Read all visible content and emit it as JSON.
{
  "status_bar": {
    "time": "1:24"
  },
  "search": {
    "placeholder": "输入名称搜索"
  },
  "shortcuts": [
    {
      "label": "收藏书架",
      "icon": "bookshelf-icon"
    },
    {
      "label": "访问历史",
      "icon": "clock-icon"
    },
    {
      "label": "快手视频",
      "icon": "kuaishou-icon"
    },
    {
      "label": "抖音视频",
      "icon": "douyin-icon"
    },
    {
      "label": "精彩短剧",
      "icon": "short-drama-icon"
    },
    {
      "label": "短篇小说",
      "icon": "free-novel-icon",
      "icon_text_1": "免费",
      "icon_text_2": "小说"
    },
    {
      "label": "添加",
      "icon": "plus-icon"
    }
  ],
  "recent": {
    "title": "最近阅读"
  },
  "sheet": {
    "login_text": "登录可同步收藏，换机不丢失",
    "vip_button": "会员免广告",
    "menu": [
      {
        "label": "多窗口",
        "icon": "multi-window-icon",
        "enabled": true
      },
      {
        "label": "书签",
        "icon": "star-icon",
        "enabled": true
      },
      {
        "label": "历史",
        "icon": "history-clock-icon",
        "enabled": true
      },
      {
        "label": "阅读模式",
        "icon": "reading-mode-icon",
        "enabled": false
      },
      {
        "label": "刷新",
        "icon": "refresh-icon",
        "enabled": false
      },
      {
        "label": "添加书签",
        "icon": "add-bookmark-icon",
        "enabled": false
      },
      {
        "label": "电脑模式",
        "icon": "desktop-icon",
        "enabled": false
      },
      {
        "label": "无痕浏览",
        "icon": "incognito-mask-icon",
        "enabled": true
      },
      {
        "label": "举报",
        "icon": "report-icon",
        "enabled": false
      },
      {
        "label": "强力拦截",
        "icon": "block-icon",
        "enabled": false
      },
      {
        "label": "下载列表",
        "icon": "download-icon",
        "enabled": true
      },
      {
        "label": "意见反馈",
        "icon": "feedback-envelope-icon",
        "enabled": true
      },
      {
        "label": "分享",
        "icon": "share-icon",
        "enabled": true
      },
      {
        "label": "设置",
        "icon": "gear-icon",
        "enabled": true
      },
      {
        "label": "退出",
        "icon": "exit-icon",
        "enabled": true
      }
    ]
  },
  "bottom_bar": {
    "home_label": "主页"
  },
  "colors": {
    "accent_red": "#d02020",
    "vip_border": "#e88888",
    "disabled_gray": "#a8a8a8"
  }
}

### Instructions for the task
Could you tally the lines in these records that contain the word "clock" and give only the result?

### Response
2